Story updated at 4:30 p.m. Sunday.
When the Detroit Fire Department moved to a new training academy in 2015, city officials abandoned tens of thousands of records, many of them with sensitive information, in its former five-story building.
Mayor Duggan’s administration was warned more than a year ago that the former training academy at W. Warren and Lawton was open to trespass, and scavengers were stealing scrap metal. Scattered throughout the building were mounds of records containing arson evidence, confidential medical information, the social security numbers of firefighters, historic data and the addresses, names and phone numbers of victims and witnesses.
Despite numerous warnings that the records and arson evidence were vulnerable to theft or destruction, city officials failed to secure the building.
On Thursday, just one week after Motor City Muckraker revealed the building was still open to trespassers, an arsonist set fire to records on several floors. One firefighter was injured in the blaze.
At some point in the past year, the Detroit Building Authority took over the abandoned building.
On Saturday afternoon, the graffiti-tagged building was still wide open to trespass, with a trail of records left behind in the parking lot.
Several hours after this story was posted, the Detroit Fire Department issued a response, saying the city plans to secure the building Monday and will ensure there are no more sensitive or useful records.
In the response, 2nd Deputy Fire Commissioner Charles Simms insisted, “The city secured the former academy building with padlocked fencing and boards when the fire department vacated it and has responded to all requests to have it re-secured since then. Crews will be out on Monday to make sure it is secured once more.”
“Regarding the records, DFD has had staff out to this facility on numerous occasions in the past year combing through records to remove any that may be sensitive or have any investigatory value to the arson unit. Today and tomorrow we will have staff out again to reassess the remaining records. Any that are determined to have potential value to the department will be removed, as well.”
But photos sent to Motor City Muckraker show the building was often open to trespass and that sensitive information had not been removed. In fact, we reached out to fire officials on several occasions over the past year but the building remained open to trespass, with sensitive records still at the scene.
“All other documents will be removed from the building this week and securely transported to the incinerator to be destroyed under supervision,” Simms said.
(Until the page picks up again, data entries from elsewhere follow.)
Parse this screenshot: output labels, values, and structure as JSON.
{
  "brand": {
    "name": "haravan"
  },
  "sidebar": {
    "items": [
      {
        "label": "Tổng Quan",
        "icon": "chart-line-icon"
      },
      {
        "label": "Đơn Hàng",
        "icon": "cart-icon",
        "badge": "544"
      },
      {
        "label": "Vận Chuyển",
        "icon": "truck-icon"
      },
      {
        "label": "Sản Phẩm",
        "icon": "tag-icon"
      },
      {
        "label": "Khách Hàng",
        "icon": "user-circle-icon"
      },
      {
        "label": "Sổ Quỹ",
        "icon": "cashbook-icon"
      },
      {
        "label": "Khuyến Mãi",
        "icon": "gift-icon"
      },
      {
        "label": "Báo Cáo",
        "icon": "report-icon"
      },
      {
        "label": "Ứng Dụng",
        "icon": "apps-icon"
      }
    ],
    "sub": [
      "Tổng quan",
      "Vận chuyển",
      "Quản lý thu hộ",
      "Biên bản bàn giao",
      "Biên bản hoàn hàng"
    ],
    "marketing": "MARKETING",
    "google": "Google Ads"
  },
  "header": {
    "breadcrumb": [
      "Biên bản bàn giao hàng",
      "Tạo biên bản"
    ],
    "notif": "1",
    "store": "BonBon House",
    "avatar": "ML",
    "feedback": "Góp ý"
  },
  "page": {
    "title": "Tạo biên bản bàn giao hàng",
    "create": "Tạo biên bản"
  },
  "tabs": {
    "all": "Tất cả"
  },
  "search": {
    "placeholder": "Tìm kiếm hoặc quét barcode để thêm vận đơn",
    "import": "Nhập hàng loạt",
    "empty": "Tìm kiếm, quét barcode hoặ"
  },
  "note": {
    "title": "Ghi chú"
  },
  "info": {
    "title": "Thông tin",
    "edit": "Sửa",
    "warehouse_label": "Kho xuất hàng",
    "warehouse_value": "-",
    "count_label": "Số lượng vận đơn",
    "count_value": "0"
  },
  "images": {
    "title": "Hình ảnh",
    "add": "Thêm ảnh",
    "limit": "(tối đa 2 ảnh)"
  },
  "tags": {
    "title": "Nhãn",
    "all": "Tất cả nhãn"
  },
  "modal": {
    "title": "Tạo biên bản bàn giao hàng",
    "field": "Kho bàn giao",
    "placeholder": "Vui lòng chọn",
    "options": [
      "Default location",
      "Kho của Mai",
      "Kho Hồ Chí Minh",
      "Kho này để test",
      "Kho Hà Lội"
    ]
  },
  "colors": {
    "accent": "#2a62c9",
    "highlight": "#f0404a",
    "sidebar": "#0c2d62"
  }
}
The discovery comes as Detroit police plan to resubmit its request to prosecutors to charge Mike Nevin, the Detroit Fire Fighters Association president accused of disseminating “sensitive information to the public.”
The unusual investigation into the 31-year veteran of the Fire Department has raised suspicions of revenge because Nevin blew the whistle on slow police response times that are endangering public safety. When Police Chief James Craig suggested Nevin was lying last month, the union boss sent a copy of a police report that showed he was correct.
As police struggle to respond timely to violent crimes – as detailed in our ongoing Twitter thread – they wasted no time going after Nevin, a native Detroiter whose father also was a firefighter.
Since August, Nevin has been meeting with city council members, Mayor Mike Duggan and state lawmakers over what he’s described as “a crisis in public safety.” Nevin is urging elected officials to help restore the number of firefighters, medics and police officers who were severely cut before and during the 2013 municipal bankruptcy.
The bankruptcy was intended to restore public safety, but the opposite is happening. Mayor Mike Duggan is demanding that the police and fire departments cut their budgets by 5%, while dishing out hundreds of millions of dollars to billionaire developers and Ford Motor Co.
The Wayne County Prosecutor’s Office, which is busy handling charges against violent suspects, said Saturday it has not yet received a resubmitted request for criminal charges.
In 2015, the fire department moved its training academy, once considered one of the best in the country, to the Coleman A. Young International Airport.
It wasn’t immediately clear whether police were investigating the heaps of abandoned records.
Steve Neavling lives and works in Detroit as an investigative journalist. His stories have uncovered corruption, led to arrests and reforms and prompted FBI investigations.